  58. I usually take two showers per day
  59. I've always wanted to visit Paris, but all I've seen of the city was the train station and the airport
  60. I developed an MSG allergy when I was 29
  61. It completely changed my eating habits
  62. I love to swim for exercise because I don't sweat
  63. I really like the scent of marigolds
  64. I prefer running on a treadmill over running outside
  65. I had absolutely no desire to be in drama calss in high school
  66. Still the thought of being in a play never tempts me
  67. I had to do Indian sign language in a church play
  68. I watch too much tv during the winter
  69. I like rain
  70. I can't stand my hands to be sticky
  71. I clean as a form of procrastination
  72. If a project loses my interest, it's almost impossible for me to regain any enthusiasm for it
  73. I had long hair when I was 10 because my parents wanted me to be in touch with my Indian background
  74. When I asked to get it cut, I felt guilty because my mom said I was rejecting my native roots
  75. I really like installing moulding
  76. I detest cleaning a toilet
  77. I love having new gadgets
  78. I have a birthmark on my forehead that used to be covered up by my hair but now is fully exposed
  79. My favorite cookie is snickerdoodles
  80. I love meatloaf but can't eat it in restaurants because it probably has MSG in it
  81. I hate when people load a dishwasher incorrectly
  82. I have been know to unload an incorrectly loaded dishwasher and reload it correctly
  83. I have a well-developed superiority complex
  84. I can justify just about anything
  85. I think gift bags are totally cheating and a little lazy
  86. I don't mind waiting in lines
  87. I can't stand non-cotton underwear
  88. I had a hernia operation when I was 7 and I still don't know how I got the hernia in the first place

There you have it--a long, long list of completely random things that you probably never needed to know about me and that you can now use against me or to make my life a living hell.
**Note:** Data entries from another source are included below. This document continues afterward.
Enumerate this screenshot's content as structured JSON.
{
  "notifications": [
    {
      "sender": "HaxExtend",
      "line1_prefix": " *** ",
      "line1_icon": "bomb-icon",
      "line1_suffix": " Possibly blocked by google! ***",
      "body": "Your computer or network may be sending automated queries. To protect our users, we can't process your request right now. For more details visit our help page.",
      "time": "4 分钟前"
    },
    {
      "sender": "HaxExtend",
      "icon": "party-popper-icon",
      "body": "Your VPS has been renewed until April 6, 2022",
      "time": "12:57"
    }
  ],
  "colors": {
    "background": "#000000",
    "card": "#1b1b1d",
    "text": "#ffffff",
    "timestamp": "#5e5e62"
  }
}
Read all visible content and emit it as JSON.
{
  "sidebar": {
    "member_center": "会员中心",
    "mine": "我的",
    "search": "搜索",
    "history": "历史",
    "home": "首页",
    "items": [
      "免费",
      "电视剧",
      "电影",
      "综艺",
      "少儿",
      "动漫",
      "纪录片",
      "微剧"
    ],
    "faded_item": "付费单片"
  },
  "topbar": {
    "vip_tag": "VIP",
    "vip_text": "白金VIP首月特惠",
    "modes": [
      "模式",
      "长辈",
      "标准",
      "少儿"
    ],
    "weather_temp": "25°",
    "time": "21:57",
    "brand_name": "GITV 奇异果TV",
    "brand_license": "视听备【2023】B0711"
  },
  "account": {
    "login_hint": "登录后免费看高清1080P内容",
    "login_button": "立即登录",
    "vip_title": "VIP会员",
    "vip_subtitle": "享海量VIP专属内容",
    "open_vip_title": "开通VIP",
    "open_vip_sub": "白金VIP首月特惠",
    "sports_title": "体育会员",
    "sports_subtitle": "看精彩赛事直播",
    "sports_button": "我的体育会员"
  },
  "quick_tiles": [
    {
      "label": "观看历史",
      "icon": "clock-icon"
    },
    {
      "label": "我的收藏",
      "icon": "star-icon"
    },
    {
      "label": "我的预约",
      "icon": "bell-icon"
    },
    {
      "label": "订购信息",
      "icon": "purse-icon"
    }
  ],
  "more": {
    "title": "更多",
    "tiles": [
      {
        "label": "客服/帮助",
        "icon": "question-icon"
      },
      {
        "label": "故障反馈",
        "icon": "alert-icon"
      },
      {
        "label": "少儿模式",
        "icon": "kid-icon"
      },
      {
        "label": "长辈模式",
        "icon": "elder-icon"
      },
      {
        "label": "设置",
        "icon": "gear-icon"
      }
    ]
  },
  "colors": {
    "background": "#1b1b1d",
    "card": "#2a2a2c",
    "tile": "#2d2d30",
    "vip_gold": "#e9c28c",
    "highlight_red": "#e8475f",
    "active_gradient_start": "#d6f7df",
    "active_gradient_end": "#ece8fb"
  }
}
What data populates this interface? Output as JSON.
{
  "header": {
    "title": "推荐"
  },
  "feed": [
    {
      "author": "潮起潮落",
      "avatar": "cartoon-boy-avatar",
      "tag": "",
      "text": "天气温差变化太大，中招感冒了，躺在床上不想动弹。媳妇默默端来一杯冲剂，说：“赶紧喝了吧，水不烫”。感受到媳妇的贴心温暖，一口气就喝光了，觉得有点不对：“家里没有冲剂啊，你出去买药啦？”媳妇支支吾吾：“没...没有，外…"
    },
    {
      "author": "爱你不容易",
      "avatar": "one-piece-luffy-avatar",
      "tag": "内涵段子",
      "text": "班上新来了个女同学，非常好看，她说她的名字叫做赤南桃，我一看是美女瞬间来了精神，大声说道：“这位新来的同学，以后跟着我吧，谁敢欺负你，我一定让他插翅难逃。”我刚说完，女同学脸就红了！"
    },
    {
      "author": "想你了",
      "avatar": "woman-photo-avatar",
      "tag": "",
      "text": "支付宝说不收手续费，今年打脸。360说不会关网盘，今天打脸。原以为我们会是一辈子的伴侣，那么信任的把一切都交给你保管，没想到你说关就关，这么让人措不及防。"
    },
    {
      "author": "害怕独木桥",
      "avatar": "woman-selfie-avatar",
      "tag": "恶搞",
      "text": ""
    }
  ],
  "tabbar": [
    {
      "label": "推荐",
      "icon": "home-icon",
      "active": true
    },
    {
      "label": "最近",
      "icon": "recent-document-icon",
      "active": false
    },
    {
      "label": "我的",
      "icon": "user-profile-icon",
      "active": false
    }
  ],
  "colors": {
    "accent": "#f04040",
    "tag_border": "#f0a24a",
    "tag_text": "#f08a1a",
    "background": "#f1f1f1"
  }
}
Enjoy!

Monday, August 07, 2006

Early-onset Alzheimers

This morning, I was talking to my brother about some video game I'd read about this weekend and he asked me how old I was because he'd told me about it several weeks ago. I had totally forgotten about it and here I was so excited to tell him about this cool new video game. Arg. Then, a little later in the conversation, I asked him if he'd watched the new Aquaman tv show. Once again, he asked me how old I was getting, as he'd given me a review of the show last week. Oops. Now I really do feel old.

Wednesday, August 02, 2006

Crossed communications

Last night my brother called and told me that he'd just watched a movie and that it was good, but depressing. We'd been talking about Syriana the night before, so I assumed that was the movie he was talking about. I went on and on about some aspect of the movie and he said he had to go to the bathroom and that that must have been on then. I continued with talking about Syriana and finally he said he'd just gotten out of "An Inconvienient Truth." Oops. I guess there are two depressing, but good movies out right now.

Tuesday, August 01, 2006

All things to all people

I was going through some photos and rediscovered this one we took while we were in New York last year. It was in Chinatown in an import house. I have no idea what the designer was thinking--I guess they thought they would make something that would appeal to people into angels, that peeing Beligian boy statue, AND frogs. But to have an angel peeing into the mouth of a frog just seems like it would only appeal to fundamentalist Christians that have a fetish of peeing on amphibians--a MUCH smaller demographic.